(Supplied information)

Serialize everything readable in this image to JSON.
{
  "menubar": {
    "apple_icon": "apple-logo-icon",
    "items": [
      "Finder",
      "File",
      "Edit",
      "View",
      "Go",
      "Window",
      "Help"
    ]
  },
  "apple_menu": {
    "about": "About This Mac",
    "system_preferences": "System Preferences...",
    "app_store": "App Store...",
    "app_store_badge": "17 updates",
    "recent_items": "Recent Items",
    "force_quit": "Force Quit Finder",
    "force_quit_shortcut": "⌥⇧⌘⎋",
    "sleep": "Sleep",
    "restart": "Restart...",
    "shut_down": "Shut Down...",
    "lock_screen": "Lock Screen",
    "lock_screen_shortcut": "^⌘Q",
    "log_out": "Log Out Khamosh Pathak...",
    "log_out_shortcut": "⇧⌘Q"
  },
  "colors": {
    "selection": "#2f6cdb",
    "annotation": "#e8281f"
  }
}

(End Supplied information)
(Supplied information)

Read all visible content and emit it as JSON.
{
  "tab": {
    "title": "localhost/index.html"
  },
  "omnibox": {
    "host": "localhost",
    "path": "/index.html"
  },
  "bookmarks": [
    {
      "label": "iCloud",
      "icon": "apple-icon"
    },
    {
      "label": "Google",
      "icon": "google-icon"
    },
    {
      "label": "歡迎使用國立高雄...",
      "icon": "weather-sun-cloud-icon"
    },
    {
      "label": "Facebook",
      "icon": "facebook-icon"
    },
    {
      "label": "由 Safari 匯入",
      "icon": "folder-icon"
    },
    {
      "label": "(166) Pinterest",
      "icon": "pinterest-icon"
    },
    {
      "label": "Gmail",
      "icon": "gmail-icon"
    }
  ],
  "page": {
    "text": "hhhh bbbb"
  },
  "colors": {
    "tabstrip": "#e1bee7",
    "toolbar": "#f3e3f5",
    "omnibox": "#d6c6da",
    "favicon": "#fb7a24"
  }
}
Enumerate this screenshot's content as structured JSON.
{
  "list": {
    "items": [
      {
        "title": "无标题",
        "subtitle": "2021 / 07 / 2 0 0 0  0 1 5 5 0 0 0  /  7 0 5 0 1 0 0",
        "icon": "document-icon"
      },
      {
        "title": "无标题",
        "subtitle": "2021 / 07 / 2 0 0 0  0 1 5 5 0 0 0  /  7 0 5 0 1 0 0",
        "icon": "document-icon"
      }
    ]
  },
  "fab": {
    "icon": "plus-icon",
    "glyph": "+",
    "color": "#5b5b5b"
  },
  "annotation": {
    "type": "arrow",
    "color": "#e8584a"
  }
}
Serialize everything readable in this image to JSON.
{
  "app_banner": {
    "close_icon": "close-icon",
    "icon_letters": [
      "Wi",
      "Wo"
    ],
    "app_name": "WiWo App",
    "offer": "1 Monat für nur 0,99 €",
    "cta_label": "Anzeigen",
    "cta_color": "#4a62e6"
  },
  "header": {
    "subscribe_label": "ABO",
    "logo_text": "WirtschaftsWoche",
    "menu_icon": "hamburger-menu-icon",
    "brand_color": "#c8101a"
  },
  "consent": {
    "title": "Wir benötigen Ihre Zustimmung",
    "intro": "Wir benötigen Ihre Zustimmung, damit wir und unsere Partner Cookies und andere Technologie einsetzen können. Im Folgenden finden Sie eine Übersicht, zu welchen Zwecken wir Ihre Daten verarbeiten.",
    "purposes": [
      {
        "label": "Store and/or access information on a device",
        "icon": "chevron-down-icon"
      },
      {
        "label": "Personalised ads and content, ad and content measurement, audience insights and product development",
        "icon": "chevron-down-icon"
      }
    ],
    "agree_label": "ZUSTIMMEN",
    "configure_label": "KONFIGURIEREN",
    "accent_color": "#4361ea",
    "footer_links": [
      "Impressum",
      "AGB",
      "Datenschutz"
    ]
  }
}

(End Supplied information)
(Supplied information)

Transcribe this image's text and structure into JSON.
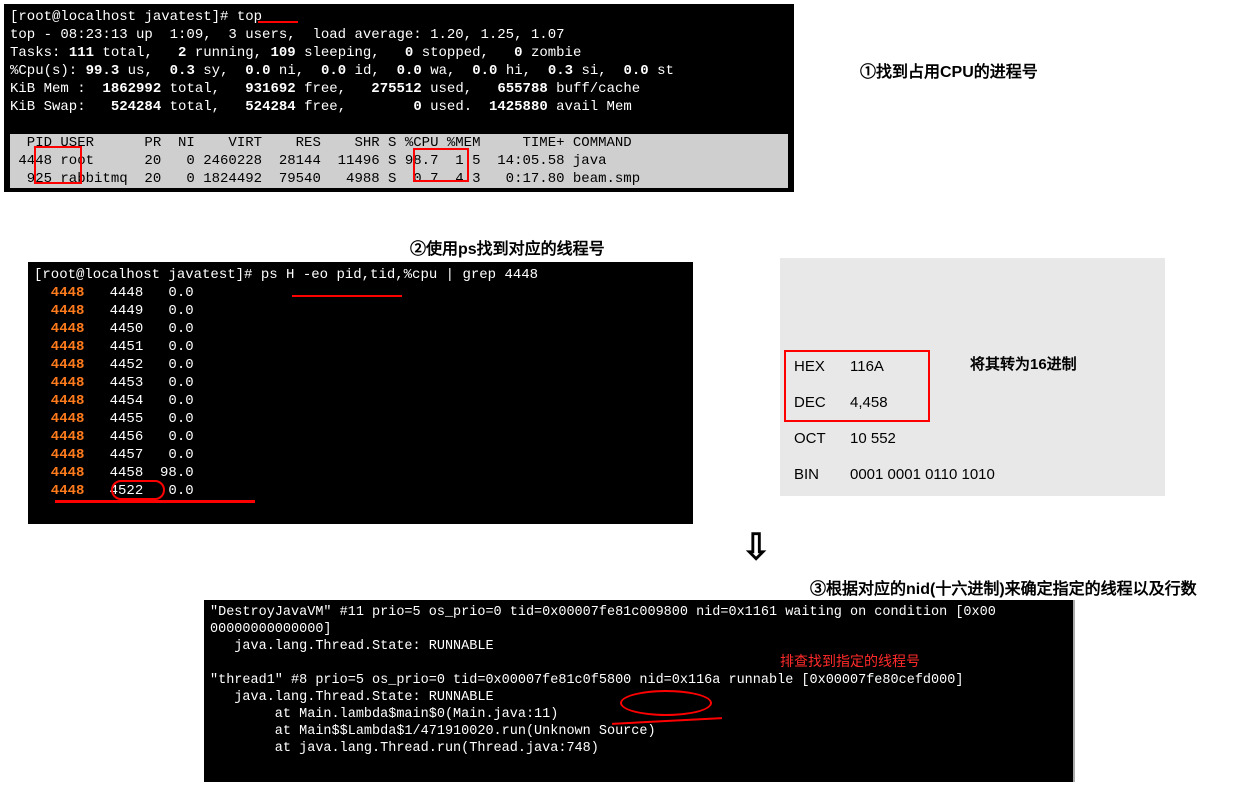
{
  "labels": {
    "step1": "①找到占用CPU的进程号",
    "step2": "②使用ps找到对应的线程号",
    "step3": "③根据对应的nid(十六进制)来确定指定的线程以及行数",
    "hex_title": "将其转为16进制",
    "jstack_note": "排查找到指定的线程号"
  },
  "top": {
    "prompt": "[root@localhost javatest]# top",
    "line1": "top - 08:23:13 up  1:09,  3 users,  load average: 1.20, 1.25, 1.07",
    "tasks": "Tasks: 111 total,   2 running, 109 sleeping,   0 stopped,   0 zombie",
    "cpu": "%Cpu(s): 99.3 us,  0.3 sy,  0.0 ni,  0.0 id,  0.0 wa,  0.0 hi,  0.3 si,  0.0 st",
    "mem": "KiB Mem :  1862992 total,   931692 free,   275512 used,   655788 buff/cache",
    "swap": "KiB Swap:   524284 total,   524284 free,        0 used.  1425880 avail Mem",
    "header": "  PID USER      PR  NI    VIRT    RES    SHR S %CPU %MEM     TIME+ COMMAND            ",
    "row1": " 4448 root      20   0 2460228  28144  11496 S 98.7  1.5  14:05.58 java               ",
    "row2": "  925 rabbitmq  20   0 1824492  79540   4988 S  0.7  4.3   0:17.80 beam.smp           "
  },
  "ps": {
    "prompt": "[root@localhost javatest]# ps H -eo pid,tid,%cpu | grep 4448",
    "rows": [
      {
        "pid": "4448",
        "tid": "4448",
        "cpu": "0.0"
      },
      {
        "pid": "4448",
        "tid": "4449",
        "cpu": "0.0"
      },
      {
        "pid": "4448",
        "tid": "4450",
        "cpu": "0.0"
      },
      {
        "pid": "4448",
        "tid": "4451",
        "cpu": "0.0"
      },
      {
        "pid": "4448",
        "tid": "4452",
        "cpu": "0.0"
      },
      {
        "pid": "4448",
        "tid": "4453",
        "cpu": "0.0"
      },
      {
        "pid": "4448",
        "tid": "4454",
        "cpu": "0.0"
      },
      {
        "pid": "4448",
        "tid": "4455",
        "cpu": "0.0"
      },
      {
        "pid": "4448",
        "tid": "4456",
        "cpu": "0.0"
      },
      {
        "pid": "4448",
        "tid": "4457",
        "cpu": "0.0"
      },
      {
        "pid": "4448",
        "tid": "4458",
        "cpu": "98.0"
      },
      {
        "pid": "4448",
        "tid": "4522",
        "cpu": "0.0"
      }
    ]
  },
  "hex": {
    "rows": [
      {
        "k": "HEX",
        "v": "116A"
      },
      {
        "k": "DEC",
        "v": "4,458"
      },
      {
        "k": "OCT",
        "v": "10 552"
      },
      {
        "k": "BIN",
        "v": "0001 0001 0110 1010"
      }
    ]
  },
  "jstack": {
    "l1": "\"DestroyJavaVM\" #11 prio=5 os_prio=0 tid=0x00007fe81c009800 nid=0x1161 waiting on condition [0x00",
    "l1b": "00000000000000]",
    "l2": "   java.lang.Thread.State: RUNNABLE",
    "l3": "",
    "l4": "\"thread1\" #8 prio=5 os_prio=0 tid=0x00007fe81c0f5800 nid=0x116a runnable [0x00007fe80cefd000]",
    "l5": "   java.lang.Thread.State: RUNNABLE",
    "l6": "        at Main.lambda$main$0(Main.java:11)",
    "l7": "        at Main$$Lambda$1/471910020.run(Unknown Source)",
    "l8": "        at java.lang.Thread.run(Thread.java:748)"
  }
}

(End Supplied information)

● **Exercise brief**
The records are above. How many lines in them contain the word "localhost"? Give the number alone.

● **Response area**
4